Cuba shows the world true revolutionary solidarity
The scene of Cuban doctors coming down a ramp into an airport in Northern Italy to the applause of locals wearing face masks brought tears to my eyes. More so because one of the doctors who spoke to the media said that of course they were scared, that anyone would be scared going into the frontline of combatting a deadly virus from which over 25 Italian doctors have already died. But he said they are revolutionary doctors and it was their duty to help and show solidarity.
The difference with Cubans is their utter selflessness, their belief in revolutionary duty and internationalism - they are the essence of Ubuntu. How many of us would be prepared to go to Lombardy and care for those dying of the coronavirus? But this is what Cuban doctors have been doing for decades, assisting those dying from deadly diseases when few others would help.
Whether it was the Ebola outbreak in West Africa, HIV/AIDS in South Africa, Cholera in Haiti, or Covid-19, there is a long list of deadly epidemics where Cuban doctors and nurses have come to the rescue. Cuba’s Henry Reeve Contingent, which specialises in responding to natural disasters and medical emergencies spent gruelling six month stints in Liberia and Sierra Leone. The Foreign Minister of Liberia at the time Augustine Kpehe Ngafuan was quoted as saying, “The Cuban doctors declared they were our brothers from across the ocean and came to help us as brothers.”
It is the ultimate injustice that despite Cuba consistently giving to the world, it has remained under 60 years of gruelling sanctions imposed by the United States, which punishes all those with multi million dollar fines who attempt to trade with the island nation or provide them with basic supplies. For years Cuban doctors have been unable to source medicines and equipment that they sorely need, and they have had to persevere without it. When there were outbreaks of Meningitis and Hepatitis in Cuba we didn’t see other countries come to their aid or break the suffocating economic embargo imposed by the US.
The Cuban health system has had to become self-reliant out of necessity, which has brought about the most amazing biotech innovations in terms of medicines and vaccines, far more advanced than the most developed countries. Cuba has developed a large bio pharmaceutical industry to produce many of the medicines that it is not able to import. Among those it has developed the antiviral drug Interferon Alpha 2b which could save thousands of lives in the Covid-19 pandemic.
Interferon is Cuba’s first choice in supplying its public health system and countries internationally who are fighting the pandemic. It is a preventative measure used via nebulisation which reaches the lungs and has an impact in the early stages of infection. The medicine has been produced in China in a Cuban-Chinese joint venture where it has so far managed to effectively treat over 1,500 patients.
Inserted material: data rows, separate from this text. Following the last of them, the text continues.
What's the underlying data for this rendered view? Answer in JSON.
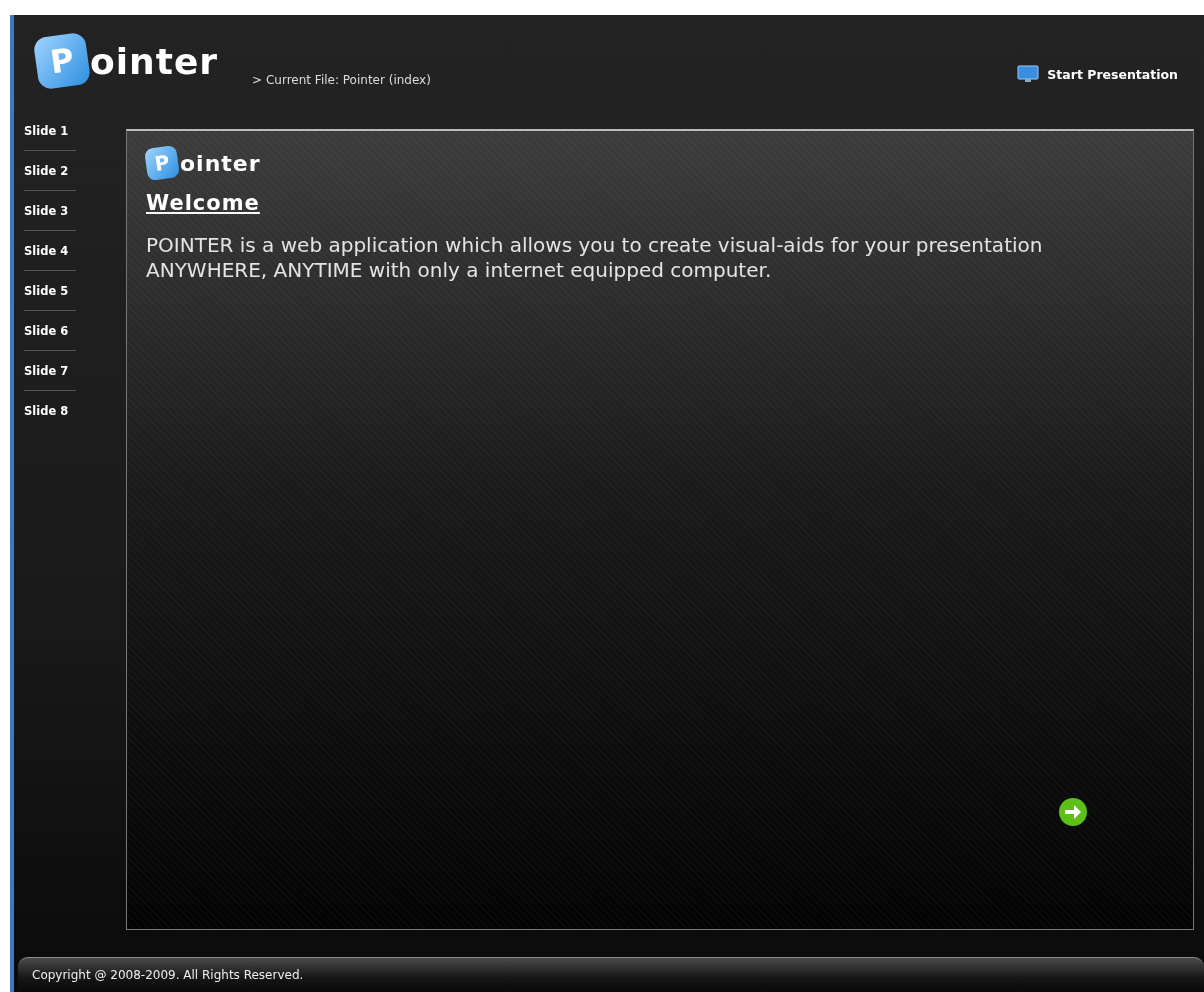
{
  "header": {
    "logo": {
      "badge_letter": "P",
      "text": "ointer"
    },
    "breadcrumb": "> Current File: Pointer (index)",
    "start_button": "Start Presentation"
  },
  "sidebar": {
    "items": [
      {
        "label": "Slide 1"
      },
      {
        "label": "Slide 2"
      },
      {
        "label": "Slide 3"
      },
      {
        "label": "Slide 4"
      },
      {
        "label": "Slide 5"
      },
      {
        "label": "Slide 6"
      },
      {
        "label": "Slide 7"
      },
      {
        "label": "Slide 8"
      }
    ]
  },
  "slide": {
    "logo": {
      "badge_letter": "P",
      "text": "ointer"
    },
    "heading": "Welcome",
    "body": "POINTER is a web application which allows you to create visual-aids for your presentation ANYWHERE, ANYTIME with only a internet equipped computer."
  },
  "footer": {
    "copyright": "Copyright @ 2008-2009. All Rights Reserved."
  }
}
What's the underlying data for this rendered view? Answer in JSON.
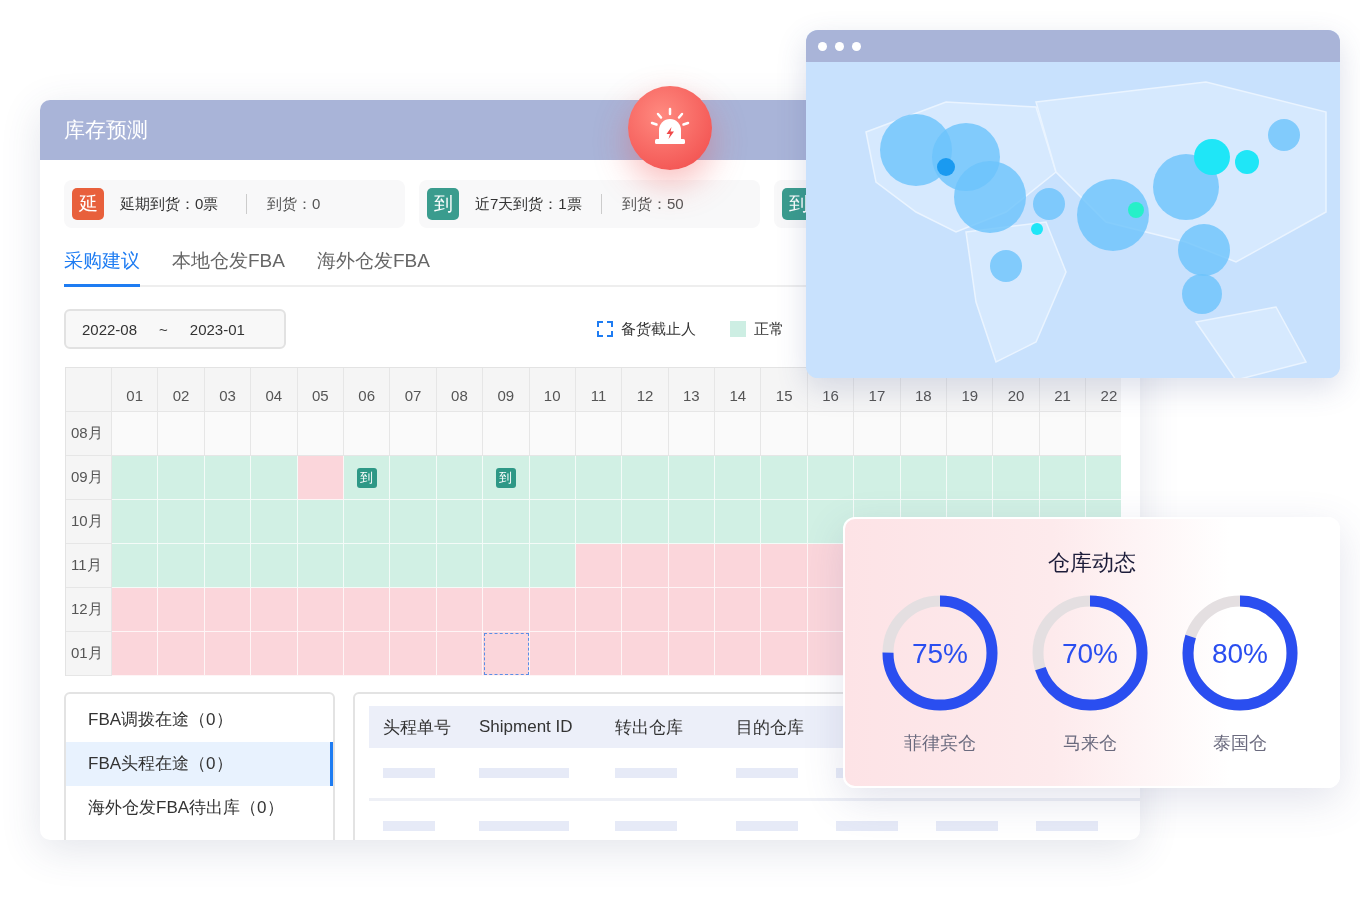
{
  "main_panel": {
    "title": "库存预测",
    "stats": [
      {
        "badge": "延",
        "color": "#e8603c",
        "label": "延期到货：0票",
        "value": "到货：0"
      },
      {
        "badge": "到",
        "color": "#3a9c8e",
        "label": "近7天到货：1票",
        "value": "到货：50"
      },
      {
        "badge": "到",
        "color": "#3a9c8e"
      }
    ],
    "tabs": [
      {
        "label": "采购建议",
        "selected": true
      },
      {
        "label": "本地仓发FBA",
        "selected": false
      },
      {
        "label": "海外仓发FBA",
        "selected": false
      }
    ],
    "date_range": {
      "start": "2022-08",
      "separator": "~",
      "end": "2023-01"
    },
    "legend": [
      {
        "kind": "deadline",
        "label": "备货截止人"
      },
      {
        "kind": "normal",
        "label": "正常"
      }
    ],
    "calendar": {
      "days": [
        "01",
        "02",
        "03",
        "04",
        "05",
        "06",
        "07",
        "08",
        "09",
        "10",
        "11",
        "12",
        "13",
        "14",
        "15",
        "16",
        "17",
        "18",
        "19",
        "20",
        "21",
        "22"
      ],
      "rows": [
        {
          "month": "08月",
          "cells": [
            {
              "kind": "empty"
            },
            {
              "kind": "empty"
            },
            {
              "kind": "empty"
            },
            {
              "kind": "empty"
            },
            {
              "kind": "empty"
            },
            {
              "kind": "empty"
            },
            {
              "kind": "empty"
            },
            {
              "kind": "empty"
            },
            {
              "kind": "empty"
            },
            {
              "kind": "empty"
            },
            {
              "kind": "empty"
            },
            {
              "kind": "empty"
            },
            {
              "kind": "empty"
            },
            {
              "kind": "empty"
            },
            {
              "kind": "empty"
            },
            {
              "kind": "empty"
            },
            {
              "kind": "empty"
            },
            {
              "kind": "empty"
            },
            {
              "kind": "empty"
            },
            {
              "kind": "empty"
            },
            {
              "kind": "empty"
            },
            {
              "kind": "empty"
            }
          ]
        },
        {
          "month": "09月",
          "cells": [
            {
              "kind": "normal"
            },
            {
              "kind": "normal"
            },
            {
              "kind": "normal"
            },
            {
              "kind": "normal"
            },
            {
              "kind": "short"
            },
            {
              "kind": "normal",
              "badge": "到"
            },
            {
              "kind": "normal"
            },
            {
              "kind": "normal"
            },
            {
              "kind": "normal",
              "badge": "到"
            },
            {
              "kind": "normal"
            },
            {
              "kind": "normal"
            },
            {
              "kind": "normal"
            },
            {
              "kind": "normal"
            },
            {
              "kind": "normal"
            },
            {
              "kind": "normal"
            },
            {
              "kind": "normal"
            },
            {
              "kind": "normal"
            },
            {
              "kind": "normal"
            },
            {
              "kind": "normal"
            },
            {
              "kind": "normal"
            },
            {
              "kind": "normal"
            },
            {
              "kind": "normal"
            }
          ]
        },
        {
          "month": "10月",
          "cells": [
            {
              "kind": "normal"
            },
            {
              "kind": "normal"
            },
            {
              "kind": "normal"
            },
            {
              "kind": "normal"
            },
            {
              "kind": "normal"
            },
            {
              "kind": "normal"
            },
            {
              "kind": "normal"
            },
            {
              "kind": "normal"
            },
            {
              "kind": "normal"
            },
            {
              "kind": "normal"
            },
            {
              "kind": "normal"
            },
            {
              "kind": "normal"
            },
            {
              "kind": "normal"
            },
            {
              "kind": "normal"
            },
            {
              "kind": "normal"
            },
            {
              "kind": "normal"
            },
            {
              "kind": "normal"
            },
            {
              "kind": "normal"
            },
            {
              "kind": "normal"
            },
            {
              "kind": "normal"
            },
            {
              "kind": "normal"
            },
            {
              "kind": "normal"
            }
          ]
        },
        {
          "month": "11月",
          "cells": [
            {
              "kind": "normal"
            },
            {
              "kind": "normal"
            },
            {
              "kind": "normal"
            },
            {
              "kind": "normal"
            },
            {
              "kind": "normal"
            },
            {
              "kind": "normal"
            },
            {
              "kind": "normal"
            },
            {
              "kind": "normal"
            },
            {
              "kind": "normal"
            },
            {
              "kind": "normal"
            },
            {
              "kind": "short"
            },
            {
              "kind": "short"
            },
            {
              "kind": "short"
            },
            {
              "kind": "short"
            },
            {
              "kind": "short"
            },
            {
              "kind": "short"
            }
          ]
        },
        {
          "month": "12月",
          "cells": [
            {
              "kind": "short"
            },
            {
              "kind": "short"
            },
            {
              "kind": "short"
            },
            {
              "kind": "short"
            },
            {
              "kind": "short"
            },
            {
              "kind": "short"
            },
            {
              "kind": "short"
            },
            {
              "kind": "short"
            },
            {
              "kind": "short"
            },
            {
              "kind": "short"
            },
            {
              "kind": "short"
            },
            {
              "kind": "short"
            },
            {
              "kind": "short"
            },
            {
              "kind": "short"
            },
            {
              "kind": "short"
            },
            {
              "kind": "short"
            }
          ]
        },
        {
          "month": "01月",
          "cells": [
            {
              "kind": "short"
            },
            {
              "kind": "short"
            },
            {
              "kind": "short"
            },
            {
              "kind": "short"
            },
            {
              "kind": "short"
            },
            {
              "kind": "short"
            },
            {
              "kind": "short"
            },
            {
              "kind": "short"
            },
            {
              "kind": "deadline"
            },
            {
              "kind": "short"
            },
            {
              "kind": "short"
            },
            {
              "kind": "short"
            },
            {
              "kind": "short"
            },
            {
              "kind": "short"
            },
            {
              "kind": "short"
            },
            {
              "kind": "short"
            }
          ]
        }
      ]
    },
    "transit_list": [
      {
        "label": "FBA调拨在途（0）",
        "selected": false
      },
      {
        "label": "FBA头程在途（0）",
        "selected": true
      },
      {
        "label": "海外仓发FBA待出库（0）",
        "selected": false
      }
    ],
    "shipment_table": {
      "columns": [
        "头程单号",
        "Shipment ID",
        "转出仓库",
        "目的仓库"
      ]
    }
  },
  "warehouse_card": {
    "title": "仓库动态",
    "gauges": [
      {
        "value": "75%",
        "level": 0.75,
        "name": "菲律宾仓"
      },
      {
        "value": "70%",
        "level": 0.7,
        "name": "马来仓"
      },
      {
        "value": "80%",
        "level": 0.8,
        "name": "泰国仓"
      }
    ]
  }
}
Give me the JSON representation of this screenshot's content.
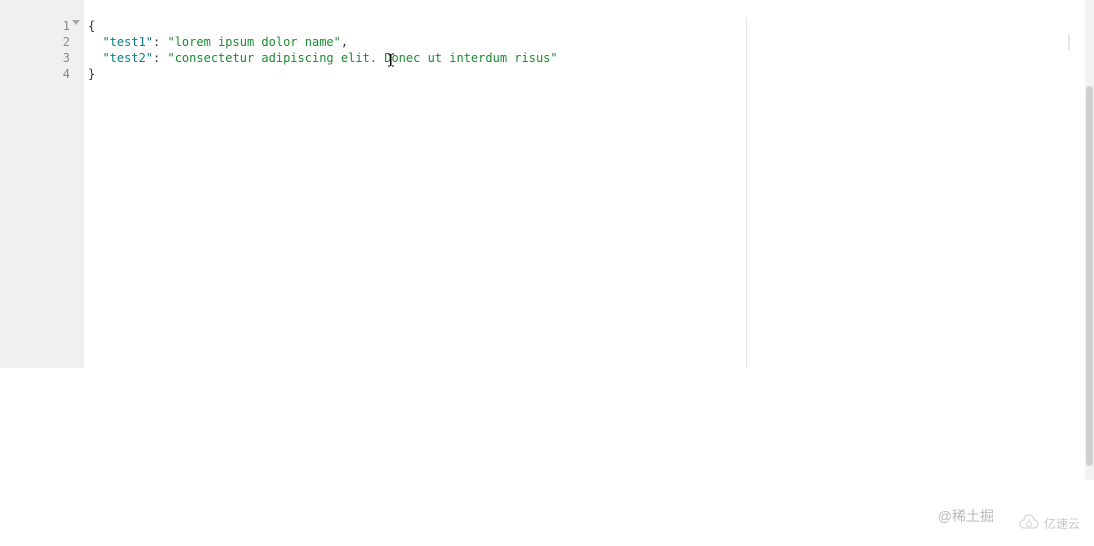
{
  "editor": {
    "lines": [
      {
        "num": "1",
        "fold": true,
        "selected": false,
        "segments": [
          {
            "cls": "punct",
            "text": "{"
          }
        ]
      },
      {
        "num": "2",
        "fold": false,
        "selected": true,
        "segments": [
          {
            "cls": "punct",
            "text": "  "
          },
          {
            "cls": "key",
            "text": "\"test1\""
          },
          {
            "cls": "punct",
            "text": ": "
          },
          {
            "cls": "string",
            "text": "\"lorem ipsum dolor name\""
          },
          {
            "cls": "punct",
            "text": ","
          }
        ]
      },
      {
        "num": "3",
        "fold": false,
        "selected": false,
        "segments": [
          {
            "cls": "punct",
            "text": "  "
          },
          {
            "cls": "key",
            "text": "\"test2\""
          },
          {
            "cls": "punct",
            "text": ": "
          },
          {
            "cls": "string",
            "text": "\"consectetur adipiscing elit. Donec ut interdum risus\""
          }
        ]
      },
      {
        "num": "4",
        "fold": false,
        "selected": false,
        "segments": [
          {
            "cls": "punct",
            "text": "}"
          }
        ]
      }
    ]
  },
  "watermarks": {
    "left": "@稀土掘",
    "right": "亿速云"
  }
}
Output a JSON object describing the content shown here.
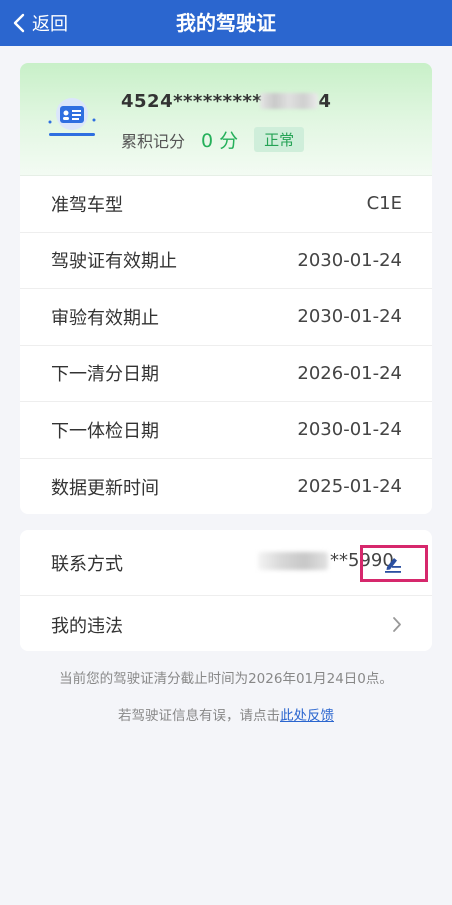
{
  "header": {
    "back_label": "返回",
    "title": "我的驾驶证"
  },
  "license": {
    "number_visible": "4524*********",
    "number_suffix": "4",
    "points_label": "累积记分",
    "points_value": "0 分",
    "status": "正常",
    "rows": [
      {
        "label": "准驾车型",
        "value": "C1E"
      },
      {
        "label": "驾驶证有效期止",
        "value": "2030-01-24"
      },
      {
        "label": "审验有效期止",
        "value": "2030-01-24"
      },
      {
        "label": "下一清分日期",
        "value": "2026-01-24"
      },
      {
        "label": "下一体检日期",
        "value": "2030-01-24"
      },
      {
        "label": "数据更新时间",
        "value": "2025-01-24"
      }
    ]
  },
  "contact": {
    "label": "联系方式",
    "phone_visible": "**5990"
  },
  "violations": {
    "label": "我的违法"
  },
  "footer": {
    "notice": "当前您的驾驶证清分截止时间为2026年01月24日0点。",
    "feedback_prefix": "若驾驶证信息有误，请点击",
    "feedback_link": "此处反馈"
  },
  "colors": {
    "header": "#2b66cf",
    "points": "#25b05a",
    "highlight": "#d6286c"
  }
}
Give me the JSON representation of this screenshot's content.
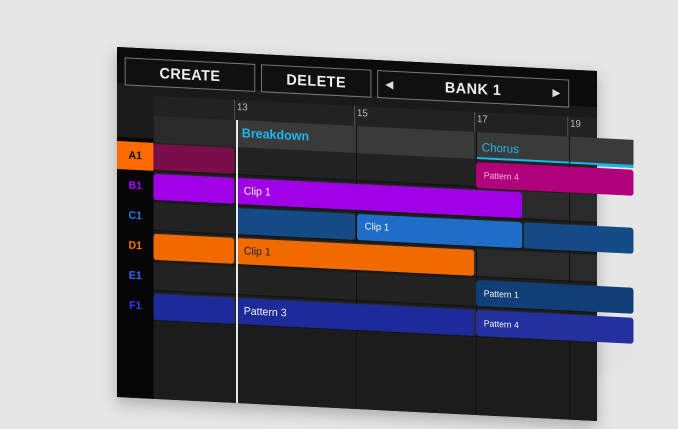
{
  "toolbar": {
    "create_label": "CREATE",
    "delete_label": "DELETE",
    "bank_label": "BANK 1",
    "bank_prev": "◀",
    "bank_next": "▶"
  },
  "ruler": {
    "marks": [
      "13",
      "15",
      "17",
      "19"
    ]
  },
  "sections": [
    {
      "label": "Breakdown"
    },
    {
      "label": "Chorus"
    }
  ],
  "tracks": [
    {
      "name": "A1",
      "color": "#ff6b00"
    },
    {
      "name": "B1",
      "color": "#b100ff"
    },
    {
      "name": "C1",
      "color": "#1b7ee0"
    },
    {
      "name": "D1",
      "color": "#ff7a00"
    },
    {
      "name": "E1",
      "color": "#2e6bff"
    },
    {
      "name": "F1",
      "color": "#3a3aff"
    }
  ],
  "clips": {
    "pattern4_a": "Pattern 4",
    "clip1_b": "Clip 1",
    "clip1_c": "Clip 1",
    "clip1_d": "Clip 1",
    "pattern1_e": "Pattern 1",
    "pattern3_f": "Pattern 3",
    "pattern4_f": "Pattern 4"
  }
}
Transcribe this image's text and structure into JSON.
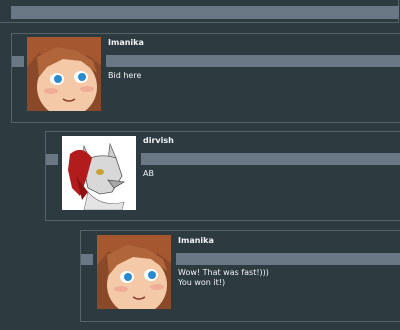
{
  "comments": [
    {
      "username": "Imanika",
      "message": "Bid here",
      "avatar_icon": "anime-character-avatar-icon"
    },
    {
      "username": "dirvish",
      "message": "AB",
      "avatar_icon": "wolf-character-avatar-icon"
    },
    {
      "username": "Imanika",
      "message": "Wow! That was fast!)))\nYou won it!)",
      "avatar_icon": "anime-character-avatar-icon"
    }
  ],
  "colors": {
    "background": "#2d3a40",
    "border": "#56636a",
    "bar": "#6a7785",
    "text": "#f1f4f6"
  }
}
Interferon is one of 30 drugs chosen by the Chinese National Health Commission to combat Covid-19, and is now being used in South Korea, Panama, Italy and Germany. There are 15 requests from other nations for its acquisition.
We can all learn from Cuba’s domestic response to the crisis, as Cuban civilian and military hospitals are ready to treat patients, and factories which produced school uniforms have now been repurposed to supply masks. Cuba’s tourism sector, which is their main source of foreign exchange, has now been shut down despite the painful consequences to the Cuban economy.
Cuba’s 6th medical brigade has been dispatched to countries in its immediate region to assist in treating Covid-10. 140 Cuban doctors have been sent to Jamaica, 136 to Venezuela, as well as contingents to Nicaragua, Suriname, and Grenada. Prior to Brazilian President Jair Bolsonaro taking power in January last year, Cuba had a large number of doctors working in Brazil who were expelled by Bolsonaro when he came to power. Bolsonaro had used ridiculous propaganda accusing the Cuban doctors of “creating guerilla cells and trying to indoctrinate people.” Bolsonaro had initially called the threat of the coronavirus a fantasy, but is now begging Cuban doctors to return.
When Caribbean countries refused to allow the British ship the MS Braemar carrying 682 passengers, some of whom were infected with the Coronavirus, to dock in their ports, Cuba allowed the ship to dock in Havana. Cuban authorities facilitated the transport of passengers to the Havana airport from where they flew home, and those infected with the Coronavirus were cared for in Cuban hospitals. The Cuban Ministry of Foreign Affairs said, “These are times of solidarity, of understanding health as a human right, of reinforcing international cooperation to face our common challenges, values that are inherent in the humanistic practice of the Revolution and our people.”
It is worth noting that the UK had approached both the US and Cuba to assist the MS Braemar, but it was the tiny island nation under decades of economic embargo who answered the call, not the world’s remaining superpower and supposed erstwhile ally of the UK.
* Ebrahim is Independent Media's Group Foreign Editor